Task input:
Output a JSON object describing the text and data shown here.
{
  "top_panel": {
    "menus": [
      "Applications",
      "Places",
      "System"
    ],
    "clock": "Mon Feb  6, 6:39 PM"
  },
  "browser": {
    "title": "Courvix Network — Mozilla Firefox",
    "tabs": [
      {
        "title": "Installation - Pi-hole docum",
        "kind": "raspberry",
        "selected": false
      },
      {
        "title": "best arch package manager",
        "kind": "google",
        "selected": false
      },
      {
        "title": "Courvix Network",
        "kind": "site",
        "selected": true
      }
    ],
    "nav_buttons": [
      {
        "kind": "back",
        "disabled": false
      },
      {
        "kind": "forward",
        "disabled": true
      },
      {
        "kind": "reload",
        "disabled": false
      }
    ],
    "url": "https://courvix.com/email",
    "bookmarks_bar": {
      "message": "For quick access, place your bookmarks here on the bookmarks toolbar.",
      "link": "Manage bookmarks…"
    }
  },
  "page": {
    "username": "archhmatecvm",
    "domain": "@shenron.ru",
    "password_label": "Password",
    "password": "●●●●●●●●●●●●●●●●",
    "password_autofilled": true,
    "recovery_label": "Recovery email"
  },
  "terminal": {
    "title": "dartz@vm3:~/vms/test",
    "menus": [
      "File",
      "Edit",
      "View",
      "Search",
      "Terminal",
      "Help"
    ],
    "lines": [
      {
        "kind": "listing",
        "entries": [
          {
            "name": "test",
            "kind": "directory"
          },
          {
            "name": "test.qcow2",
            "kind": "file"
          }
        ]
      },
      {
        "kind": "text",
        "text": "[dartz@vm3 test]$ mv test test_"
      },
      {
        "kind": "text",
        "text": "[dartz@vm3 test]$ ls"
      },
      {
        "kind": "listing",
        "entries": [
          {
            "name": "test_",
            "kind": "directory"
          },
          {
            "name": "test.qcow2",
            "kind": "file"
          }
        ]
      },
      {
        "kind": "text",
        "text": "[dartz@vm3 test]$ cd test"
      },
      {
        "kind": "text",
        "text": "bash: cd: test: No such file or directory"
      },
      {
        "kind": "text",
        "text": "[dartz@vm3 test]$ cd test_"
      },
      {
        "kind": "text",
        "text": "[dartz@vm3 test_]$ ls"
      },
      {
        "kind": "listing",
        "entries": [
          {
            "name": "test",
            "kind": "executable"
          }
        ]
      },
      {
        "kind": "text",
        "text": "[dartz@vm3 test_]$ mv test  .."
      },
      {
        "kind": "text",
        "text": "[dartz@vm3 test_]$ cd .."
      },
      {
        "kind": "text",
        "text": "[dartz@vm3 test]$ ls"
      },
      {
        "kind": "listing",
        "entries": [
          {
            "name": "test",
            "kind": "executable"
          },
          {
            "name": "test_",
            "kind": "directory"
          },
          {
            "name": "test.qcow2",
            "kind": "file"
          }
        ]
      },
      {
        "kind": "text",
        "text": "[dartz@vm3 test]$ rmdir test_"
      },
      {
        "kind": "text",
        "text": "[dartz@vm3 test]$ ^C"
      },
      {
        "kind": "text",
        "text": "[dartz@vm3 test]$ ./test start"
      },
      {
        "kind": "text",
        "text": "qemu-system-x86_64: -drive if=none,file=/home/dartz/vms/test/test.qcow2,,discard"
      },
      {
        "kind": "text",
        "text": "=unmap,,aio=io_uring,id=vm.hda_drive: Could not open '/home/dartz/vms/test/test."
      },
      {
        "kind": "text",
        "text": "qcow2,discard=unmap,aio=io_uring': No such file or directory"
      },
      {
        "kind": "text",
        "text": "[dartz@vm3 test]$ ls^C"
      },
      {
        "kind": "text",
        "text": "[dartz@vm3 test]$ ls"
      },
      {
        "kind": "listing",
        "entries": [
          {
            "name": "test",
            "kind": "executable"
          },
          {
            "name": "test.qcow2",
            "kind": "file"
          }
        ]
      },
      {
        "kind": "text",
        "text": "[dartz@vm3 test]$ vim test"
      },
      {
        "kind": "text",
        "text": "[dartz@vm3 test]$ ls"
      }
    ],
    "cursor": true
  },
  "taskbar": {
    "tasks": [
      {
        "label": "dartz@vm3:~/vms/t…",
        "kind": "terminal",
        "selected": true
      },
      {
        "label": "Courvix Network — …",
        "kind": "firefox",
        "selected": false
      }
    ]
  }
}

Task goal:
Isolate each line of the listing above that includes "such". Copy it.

Solution for this problem:
        "text": "bash: cd: test: No such file or directory"
        "text": "qcow2,discard=unmap,aio=io_uring': No such file or directory"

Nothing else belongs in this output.